**Work instruction**
Go through the listing beneath and show each line containing the string "name".
==========
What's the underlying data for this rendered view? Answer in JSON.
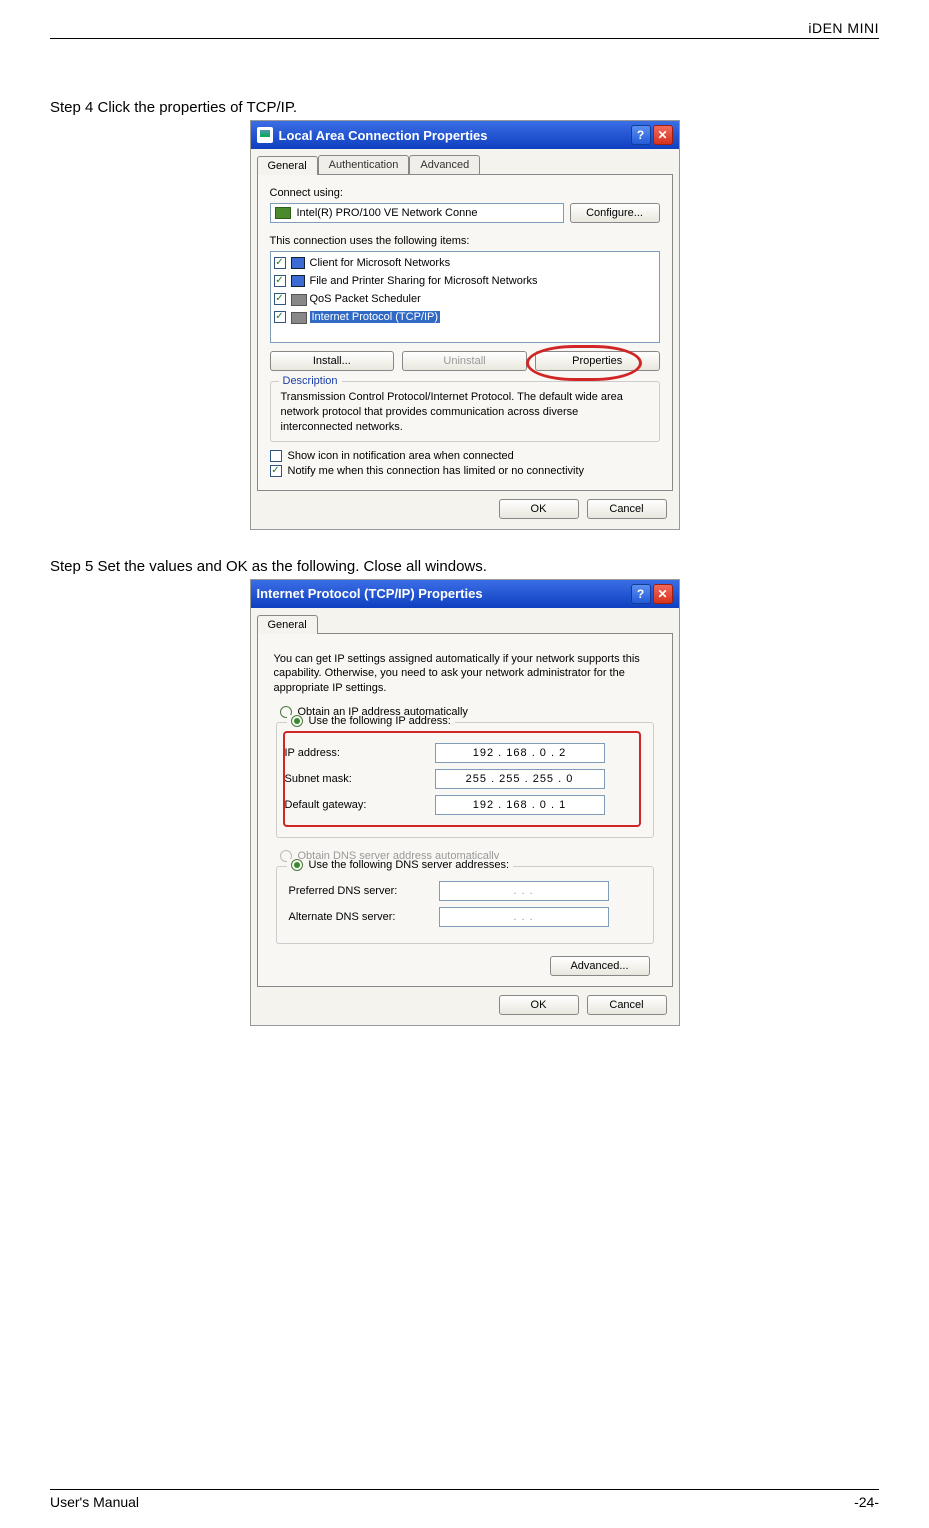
{
  "header": {
    "title": "iDEN MINI"
  },
  "step4": {
    "text": "Step 4 Click the properties of TCP/IP.",
    "dialog": {
      "title": "Local Area Connection Properties",
      "tabs": [
        "General",
        "Authentication",
        "Advanced"
      ],
      "connect_using_label": "Connect using:",
      "adapter": "Intel(R) PRO/100 VE Network Conne",
      "configure_btn": "Configure...",
      "items_label": "This connection uses the following items:",
      "items": [
        {
          "name": "Client for Microsoft Networks",
          "checked": true,
          "selected": false
        },
        {
          "name": "File and Printer Sharing for Microsoft Networks",
          "checked": true,
          "selected": false
        },
        {
          "name": "QoS Packet Scheduler",
          "checked": true,
          "selected": false
        },
        {
          "name": "Internet Protocol (TCP/IP)",
          "checked": true,
          "selected": true
        }
      ],
      "install_btn": "Install...",
      "uninstall_btn": "Uninstall",
      "properties_btn": "Properties",
      "description_label": "Description",
      "description_text": "Transmission Control Protocol/Internet Protocol. The default wide area network protocol that provides communication across diverse interconnected networks.",
      "show_icon_label": "Show icon in notification area when connected",
      "notify_label": "Notify me when this connection has limited or no connectivity",
      "ok_btn": "OK",
      "cancel_btn": "Cancel"
    }
  },
  "step5": {
    "text": "Step 5 Set the values and OK as the following. Close all windows.",
    "dialog": {
      "title": "Internet Protocol (TCP/IP) Properties",
      "tab": "General",
      "intro": "You can get IP settings assigned automatically if your network supports this capability. Otherwise, you need to ask your network administrator for the appropriate IP settings.",
      "obtain_ip_label": "Obtain an IP address automatically",
      "use_ip_label": "Use the following IP address:",
      "ip_label": "IP address:",
      "ip_value": "192 . 168 .  0  .  2",
      "subnet_label": "Subnet mask:",
      "subnet_value": "255 . 255 . 255 .  0",
      "gateway_label": "Default gateway:",
      "gateway_value": "192 . 168 .  0  .  1",
      "obtain_dns_label": "Obtain DNS server address automatically",
      "use_dns_label": "Use the following DNS server addresses:",
      "pref_dns_label": "Preferred DNS server:",
      "pref_dns_value": ".       .       .",
      "alt_dns_label": "Alternate DNS server:",
      "alt_dns_value": ".       .       .",
      "advanced_btn": "Advanced...",
      "ok_btn": "OK",
      "cancel_btn": "Cancel"
    }
  },
  "footer": {
    "left": "User's Manual",
    "right": "-24-"
  }
}
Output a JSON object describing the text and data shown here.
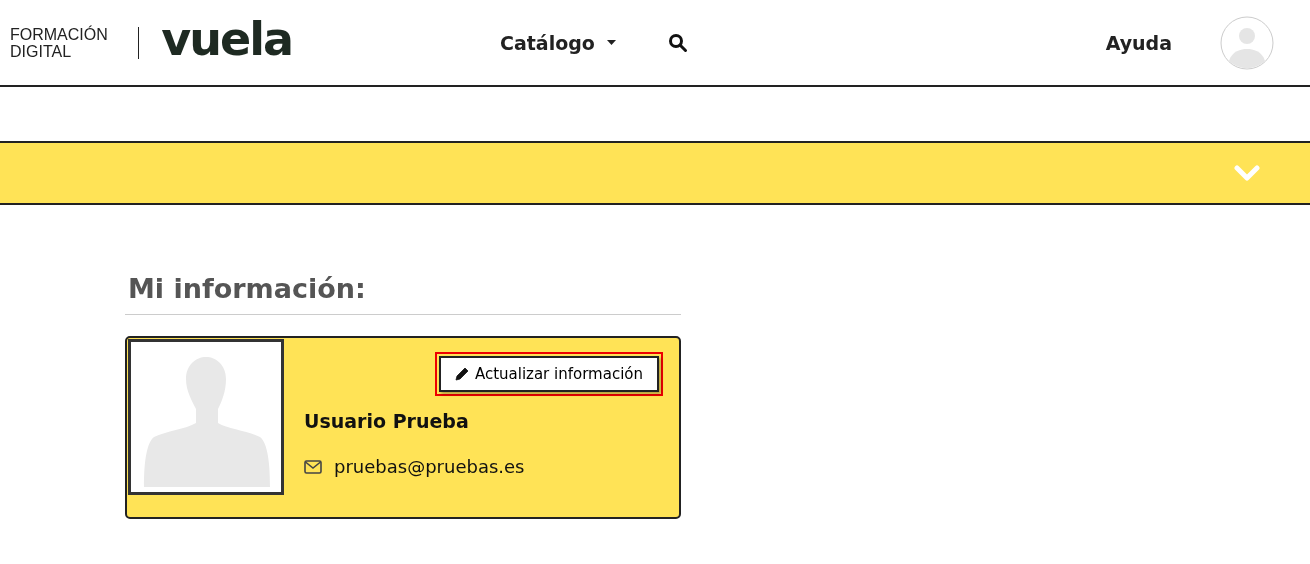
{
  "logo": {
    "tagline": [
      "FORMACIÓN",
      "DIGITAL"
    ],
    "wordmark": "vuela"
  },
  "nav": {
    "catalog": "Catálogo",
    "help": "Ayuda"
  },
  "collapse_bar": {
    "expanded": false
  },
  "section": {
    "title": "Mi información:"
  },
  "profile": {
    "update_button": {
      "label": "Actualizar información",
      "highlighted": true
    },
    "name": "Usuario Prueba",
    "email": "pruebas@pruebas.es"
  }
}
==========
**Answer for the task**
          "name": "Client for Microsoft Networks",
          "name": "File and Printer Sharing for Microsoft Networks",
          "name": "QoS Packet Scheduler",
          "name": "Internet Protocol (TCP/IP)",
    "name": "Usuario Prueba",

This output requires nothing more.